→ **About this exercise**
Please give again every entry exactly as it appears, setting aside the pictures.
□ □ □
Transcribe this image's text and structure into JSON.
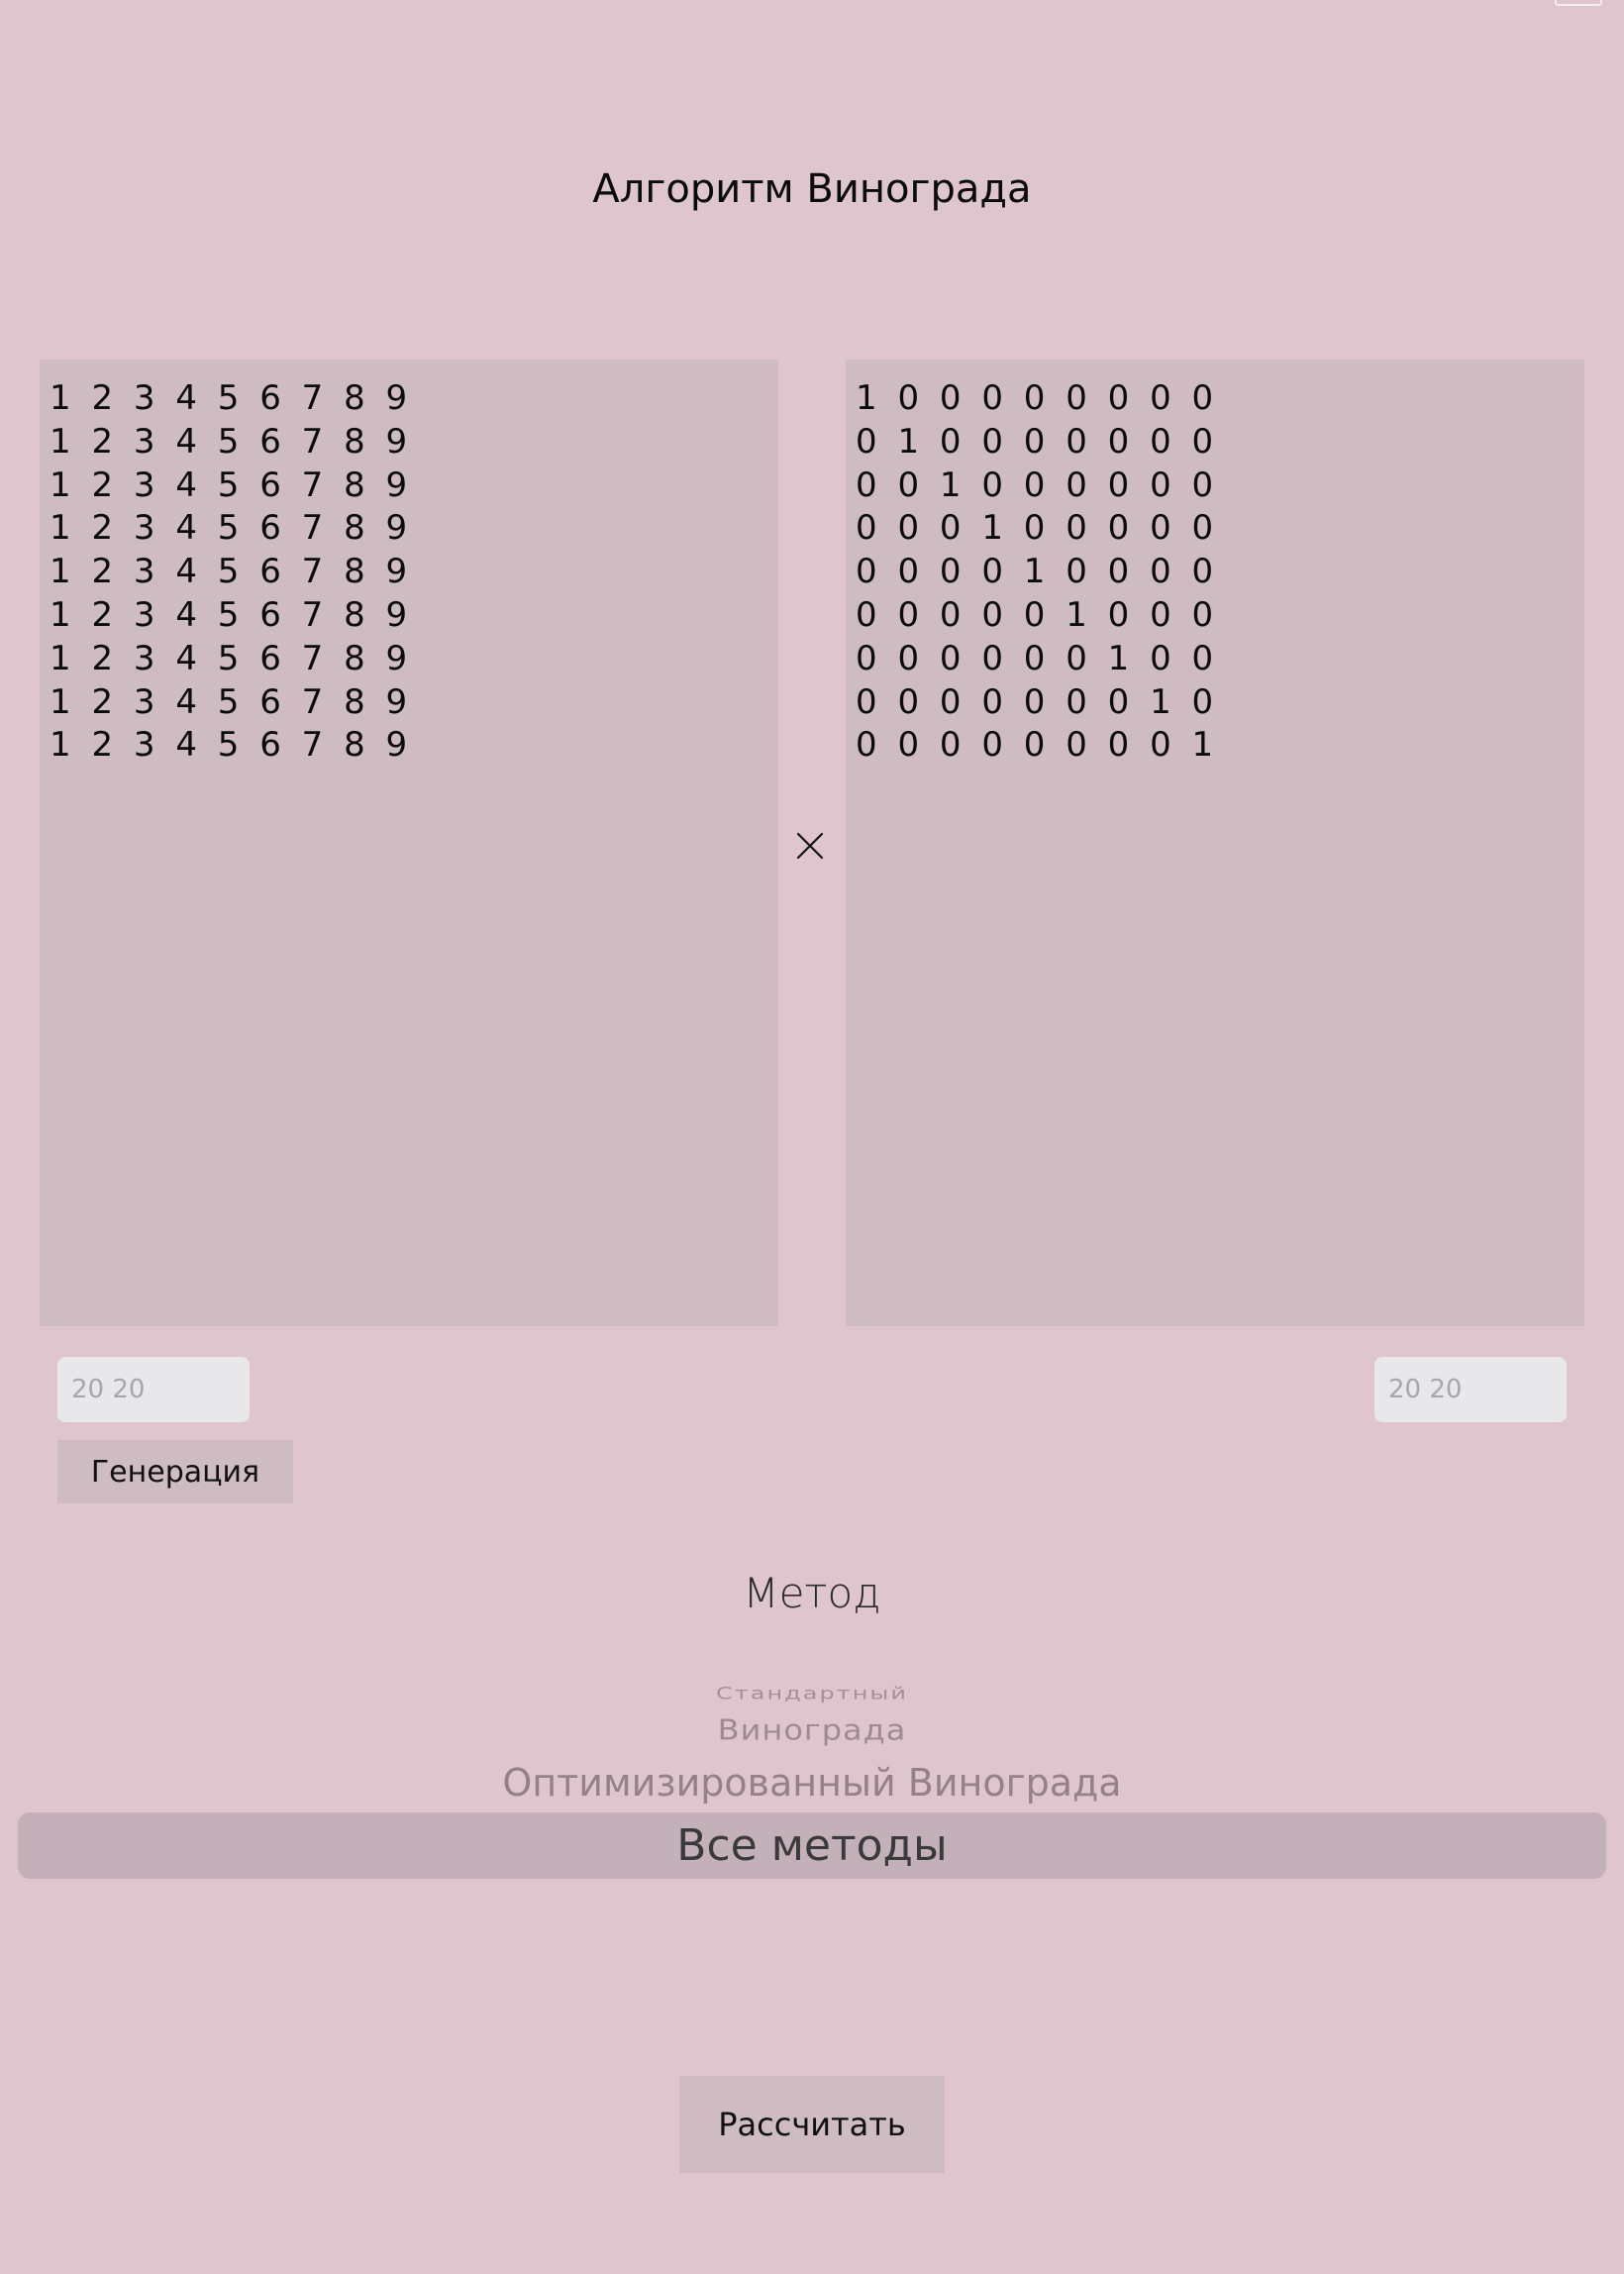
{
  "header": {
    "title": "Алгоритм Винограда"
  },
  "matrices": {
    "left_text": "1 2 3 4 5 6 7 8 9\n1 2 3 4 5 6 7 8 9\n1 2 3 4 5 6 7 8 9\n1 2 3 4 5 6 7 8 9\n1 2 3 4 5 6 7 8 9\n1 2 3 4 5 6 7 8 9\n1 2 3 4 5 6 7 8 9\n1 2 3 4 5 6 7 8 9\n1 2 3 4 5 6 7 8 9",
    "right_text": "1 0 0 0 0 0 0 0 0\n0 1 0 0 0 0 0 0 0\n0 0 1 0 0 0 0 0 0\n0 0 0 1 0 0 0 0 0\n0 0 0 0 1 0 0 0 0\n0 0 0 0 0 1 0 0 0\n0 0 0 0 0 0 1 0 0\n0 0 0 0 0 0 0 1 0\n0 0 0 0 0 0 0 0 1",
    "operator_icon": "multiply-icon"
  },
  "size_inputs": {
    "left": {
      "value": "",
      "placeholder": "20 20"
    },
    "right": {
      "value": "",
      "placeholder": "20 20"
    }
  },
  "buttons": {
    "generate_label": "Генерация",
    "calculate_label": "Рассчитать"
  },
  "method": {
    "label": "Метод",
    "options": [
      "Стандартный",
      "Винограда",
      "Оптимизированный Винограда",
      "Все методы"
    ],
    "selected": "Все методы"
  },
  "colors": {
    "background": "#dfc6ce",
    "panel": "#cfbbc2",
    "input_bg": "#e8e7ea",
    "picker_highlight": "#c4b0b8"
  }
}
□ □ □
→ **Solution**
Transcribe this image's text and structure into JSON.
{
  "header": {
    "title": "Алгоритм Винограда"
  },
  "matrices": {
    "left_text": "1 2 3 4 5 6 7 8 9\n1 2 3 4 5 6 7 8 9\n1 2 3 4 5 6 7 8 9\n1 2 3 4 5 6 7 8 9\n1 2 3 4 5 6 7 8 9\n1 2 3 4 5 6 7 8 9\n1 2 3 4 5 6 7 8 9\n1 2 3 4 5 6 7 8 9\n1 2 3 4 5 6 7 8 9",
    "right_text": "1 0 0 0 0 0 0 0 0\n0 1 0 0 0 0 0 0 0\n0 0 1 0 0 0 0 0 0\n0 0 0 1 0 0 0 0 0\n0 0 0 0 1 0 0 0 0\n0 0 0 0 0 1 0 0 0\n0 0 0 0 0 0 1 0 0\n0 0 0 0 0 0 0 1 0\n0 0 0 0 0 0 0 0 1",
    "operator_icon": "multiply-icon"
  },
  "size_inputs": {
    "left": {
      "value": "",
      "placeholder": "20 20"
    },
    "right": {
      "value": "",
      "placeholder": "20 20"
    }
  },
  "buttons": {
    "generate_label": "Генерация",
    "calculate_label": "Рассчитать"
  },
  "method": {
    "label": "Метод",
    "options": [
      "Стандартный",
      "Винограда",
      "Оптимизированный Винограда",
      "Все методы"
    ],
    "selected": "Все методы"
  },
  "colors": {
    "background": "#dfc6ce",
    "panel": "#cfbbc2",
    "input_bg": "#e8e7ea",
    "picker_highlight": "#c4b0b8"
  }
}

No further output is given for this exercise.